Work instruction:
Please find all lines in the data that hold the string "Wildlife" and copy them.

Information shown:
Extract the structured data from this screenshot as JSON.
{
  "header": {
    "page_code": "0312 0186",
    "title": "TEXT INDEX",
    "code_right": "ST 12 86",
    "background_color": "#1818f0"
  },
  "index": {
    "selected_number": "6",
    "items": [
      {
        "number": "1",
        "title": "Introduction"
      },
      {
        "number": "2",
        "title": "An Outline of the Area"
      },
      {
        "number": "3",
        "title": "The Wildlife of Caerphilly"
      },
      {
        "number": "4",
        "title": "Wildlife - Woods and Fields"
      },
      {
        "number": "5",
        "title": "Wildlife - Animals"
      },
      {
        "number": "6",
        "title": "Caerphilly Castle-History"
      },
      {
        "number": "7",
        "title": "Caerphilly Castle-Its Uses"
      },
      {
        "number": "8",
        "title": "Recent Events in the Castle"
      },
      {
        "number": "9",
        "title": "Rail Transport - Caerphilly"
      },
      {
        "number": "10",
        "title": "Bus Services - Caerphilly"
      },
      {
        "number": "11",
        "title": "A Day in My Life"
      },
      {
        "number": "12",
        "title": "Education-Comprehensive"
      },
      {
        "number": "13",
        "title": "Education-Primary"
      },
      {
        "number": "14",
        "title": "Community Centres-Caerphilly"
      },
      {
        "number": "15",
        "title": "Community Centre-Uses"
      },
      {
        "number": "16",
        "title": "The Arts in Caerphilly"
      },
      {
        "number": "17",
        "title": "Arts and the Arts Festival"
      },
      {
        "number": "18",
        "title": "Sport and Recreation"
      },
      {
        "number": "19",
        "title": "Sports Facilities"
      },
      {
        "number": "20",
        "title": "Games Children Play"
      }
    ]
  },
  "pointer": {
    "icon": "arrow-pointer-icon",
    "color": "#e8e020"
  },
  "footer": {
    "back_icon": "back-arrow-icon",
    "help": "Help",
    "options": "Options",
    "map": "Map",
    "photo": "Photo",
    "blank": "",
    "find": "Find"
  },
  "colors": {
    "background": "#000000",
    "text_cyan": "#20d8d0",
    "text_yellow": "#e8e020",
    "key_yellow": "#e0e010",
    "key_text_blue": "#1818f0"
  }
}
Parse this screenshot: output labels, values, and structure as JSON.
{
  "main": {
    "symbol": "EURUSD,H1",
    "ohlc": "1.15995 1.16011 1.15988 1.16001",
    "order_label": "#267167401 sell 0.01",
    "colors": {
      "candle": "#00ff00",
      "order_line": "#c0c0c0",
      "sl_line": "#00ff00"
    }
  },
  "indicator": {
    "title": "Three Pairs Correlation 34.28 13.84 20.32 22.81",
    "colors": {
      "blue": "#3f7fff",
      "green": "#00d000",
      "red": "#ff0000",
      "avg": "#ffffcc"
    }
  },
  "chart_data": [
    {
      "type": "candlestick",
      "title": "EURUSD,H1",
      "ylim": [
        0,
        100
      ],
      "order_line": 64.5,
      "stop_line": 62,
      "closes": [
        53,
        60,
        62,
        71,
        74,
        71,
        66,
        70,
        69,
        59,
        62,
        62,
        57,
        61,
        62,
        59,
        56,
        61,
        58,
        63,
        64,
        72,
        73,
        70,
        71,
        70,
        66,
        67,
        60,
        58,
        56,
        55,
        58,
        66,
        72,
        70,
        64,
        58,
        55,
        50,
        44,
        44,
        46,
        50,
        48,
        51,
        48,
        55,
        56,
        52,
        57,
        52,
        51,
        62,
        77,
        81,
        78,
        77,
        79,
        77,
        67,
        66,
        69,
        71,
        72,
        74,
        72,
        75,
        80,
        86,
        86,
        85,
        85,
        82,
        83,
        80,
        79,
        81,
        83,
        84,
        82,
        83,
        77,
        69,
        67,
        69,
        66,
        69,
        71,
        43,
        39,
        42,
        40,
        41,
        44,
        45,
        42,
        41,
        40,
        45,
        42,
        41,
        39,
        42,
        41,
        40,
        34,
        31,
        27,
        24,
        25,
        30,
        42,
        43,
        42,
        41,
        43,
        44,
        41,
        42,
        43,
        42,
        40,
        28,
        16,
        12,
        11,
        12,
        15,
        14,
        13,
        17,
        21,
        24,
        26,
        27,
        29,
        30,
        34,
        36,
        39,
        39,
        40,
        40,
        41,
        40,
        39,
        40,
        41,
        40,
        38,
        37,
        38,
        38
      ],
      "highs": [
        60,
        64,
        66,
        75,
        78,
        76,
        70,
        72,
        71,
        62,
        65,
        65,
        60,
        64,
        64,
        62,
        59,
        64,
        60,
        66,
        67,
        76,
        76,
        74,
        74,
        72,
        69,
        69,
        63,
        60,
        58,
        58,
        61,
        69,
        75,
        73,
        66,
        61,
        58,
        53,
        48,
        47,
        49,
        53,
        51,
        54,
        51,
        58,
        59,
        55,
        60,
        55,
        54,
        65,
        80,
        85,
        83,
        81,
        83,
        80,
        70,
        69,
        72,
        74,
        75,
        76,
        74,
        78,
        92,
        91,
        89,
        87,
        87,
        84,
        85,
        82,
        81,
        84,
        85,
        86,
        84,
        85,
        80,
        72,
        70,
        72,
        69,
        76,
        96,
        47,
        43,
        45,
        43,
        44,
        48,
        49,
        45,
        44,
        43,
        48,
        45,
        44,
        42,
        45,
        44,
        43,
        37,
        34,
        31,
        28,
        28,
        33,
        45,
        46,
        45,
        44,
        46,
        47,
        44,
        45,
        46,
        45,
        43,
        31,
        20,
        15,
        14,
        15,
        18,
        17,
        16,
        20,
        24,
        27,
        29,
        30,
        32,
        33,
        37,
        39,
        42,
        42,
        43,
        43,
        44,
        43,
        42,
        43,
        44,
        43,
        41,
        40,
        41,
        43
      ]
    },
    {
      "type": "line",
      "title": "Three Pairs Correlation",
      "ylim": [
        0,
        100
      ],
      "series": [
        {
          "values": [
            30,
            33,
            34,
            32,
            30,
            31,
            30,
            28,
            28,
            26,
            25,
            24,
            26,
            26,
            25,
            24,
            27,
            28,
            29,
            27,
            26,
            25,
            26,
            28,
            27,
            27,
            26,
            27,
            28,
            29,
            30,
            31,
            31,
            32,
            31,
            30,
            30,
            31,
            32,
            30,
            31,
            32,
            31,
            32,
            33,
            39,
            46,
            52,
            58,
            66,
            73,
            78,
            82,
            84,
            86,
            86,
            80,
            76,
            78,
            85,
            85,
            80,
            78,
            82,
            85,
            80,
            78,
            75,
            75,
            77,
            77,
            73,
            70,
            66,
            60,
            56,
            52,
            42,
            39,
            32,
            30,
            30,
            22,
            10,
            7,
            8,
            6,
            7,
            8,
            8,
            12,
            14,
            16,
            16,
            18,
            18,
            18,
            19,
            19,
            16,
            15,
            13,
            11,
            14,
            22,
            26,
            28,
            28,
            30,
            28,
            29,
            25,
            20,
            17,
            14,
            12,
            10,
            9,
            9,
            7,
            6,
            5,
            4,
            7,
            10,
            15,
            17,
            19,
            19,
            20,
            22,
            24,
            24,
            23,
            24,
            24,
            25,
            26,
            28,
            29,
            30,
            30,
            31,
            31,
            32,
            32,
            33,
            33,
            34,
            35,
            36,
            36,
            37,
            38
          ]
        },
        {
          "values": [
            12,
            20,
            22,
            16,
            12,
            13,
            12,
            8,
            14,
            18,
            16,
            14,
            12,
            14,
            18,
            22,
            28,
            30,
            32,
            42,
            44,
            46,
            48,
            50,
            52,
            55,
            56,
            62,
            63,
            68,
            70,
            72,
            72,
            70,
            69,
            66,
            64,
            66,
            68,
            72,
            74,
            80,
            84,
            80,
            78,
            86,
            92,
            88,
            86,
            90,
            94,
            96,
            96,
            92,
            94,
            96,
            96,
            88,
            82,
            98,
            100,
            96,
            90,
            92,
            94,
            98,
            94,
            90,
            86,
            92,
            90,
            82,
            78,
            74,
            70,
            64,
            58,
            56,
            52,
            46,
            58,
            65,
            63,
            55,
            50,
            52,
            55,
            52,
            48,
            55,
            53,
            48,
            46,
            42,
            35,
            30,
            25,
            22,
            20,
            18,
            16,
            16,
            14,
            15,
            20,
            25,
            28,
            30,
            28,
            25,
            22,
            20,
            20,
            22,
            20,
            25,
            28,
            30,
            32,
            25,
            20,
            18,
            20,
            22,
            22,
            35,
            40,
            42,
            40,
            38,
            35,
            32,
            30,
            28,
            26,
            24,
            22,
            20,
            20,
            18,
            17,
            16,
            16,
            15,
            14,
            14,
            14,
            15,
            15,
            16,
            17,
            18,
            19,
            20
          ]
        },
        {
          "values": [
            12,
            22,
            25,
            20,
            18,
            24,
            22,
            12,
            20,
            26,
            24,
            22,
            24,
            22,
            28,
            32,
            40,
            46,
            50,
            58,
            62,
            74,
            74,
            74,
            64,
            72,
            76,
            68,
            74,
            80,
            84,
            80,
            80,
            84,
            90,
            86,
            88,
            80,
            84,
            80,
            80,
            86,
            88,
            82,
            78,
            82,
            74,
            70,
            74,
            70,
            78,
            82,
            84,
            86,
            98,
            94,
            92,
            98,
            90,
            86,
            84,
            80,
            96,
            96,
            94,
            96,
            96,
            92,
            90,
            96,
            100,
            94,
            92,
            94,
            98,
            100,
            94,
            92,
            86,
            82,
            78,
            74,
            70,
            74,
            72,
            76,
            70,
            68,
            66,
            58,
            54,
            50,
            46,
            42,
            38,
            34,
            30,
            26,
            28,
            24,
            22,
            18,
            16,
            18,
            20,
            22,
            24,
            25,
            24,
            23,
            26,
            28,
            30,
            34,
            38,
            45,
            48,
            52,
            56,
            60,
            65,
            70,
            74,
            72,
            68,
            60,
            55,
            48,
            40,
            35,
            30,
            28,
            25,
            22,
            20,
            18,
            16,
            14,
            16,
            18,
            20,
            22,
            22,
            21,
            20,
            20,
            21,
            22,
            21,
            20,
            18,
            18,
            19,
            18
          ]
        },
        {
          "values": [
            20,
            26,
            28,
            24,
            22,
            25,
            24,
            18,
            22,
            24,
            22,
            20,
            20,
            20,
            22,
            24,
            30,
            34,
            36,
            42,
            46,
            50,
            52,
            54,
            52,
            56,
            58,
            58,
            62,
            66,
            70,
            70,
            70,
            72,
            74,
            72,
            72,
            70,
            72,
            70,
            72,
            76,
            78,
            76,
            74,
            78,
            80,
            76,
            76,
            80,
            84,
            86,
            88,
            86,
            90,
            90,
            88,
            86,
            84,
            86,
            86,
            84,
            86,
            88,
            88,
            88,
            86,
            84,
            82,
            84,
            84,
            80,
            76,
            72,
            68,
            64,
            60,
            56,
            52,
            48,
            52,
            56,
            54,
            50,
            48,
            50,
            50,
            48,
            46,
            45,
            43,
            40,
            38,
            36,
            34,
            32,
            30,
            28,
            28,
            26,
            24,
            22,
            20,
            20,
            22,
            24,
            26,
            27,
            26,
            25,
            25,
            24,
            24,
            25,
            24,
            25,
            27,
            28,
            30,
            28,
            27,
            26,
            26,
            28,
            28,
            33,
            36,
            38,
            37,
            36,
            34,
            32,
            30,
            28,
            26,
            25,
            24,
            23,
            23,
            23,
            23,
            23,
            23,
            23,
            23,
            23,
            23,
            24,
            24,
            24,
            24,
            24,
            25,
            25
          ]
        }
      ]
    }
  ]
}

Finished exercise:
        "title": "The Wildlife of Caerphilly"
        "title": "Wildlife - Woods and Fields"
        "title": "Wildlife - Animals"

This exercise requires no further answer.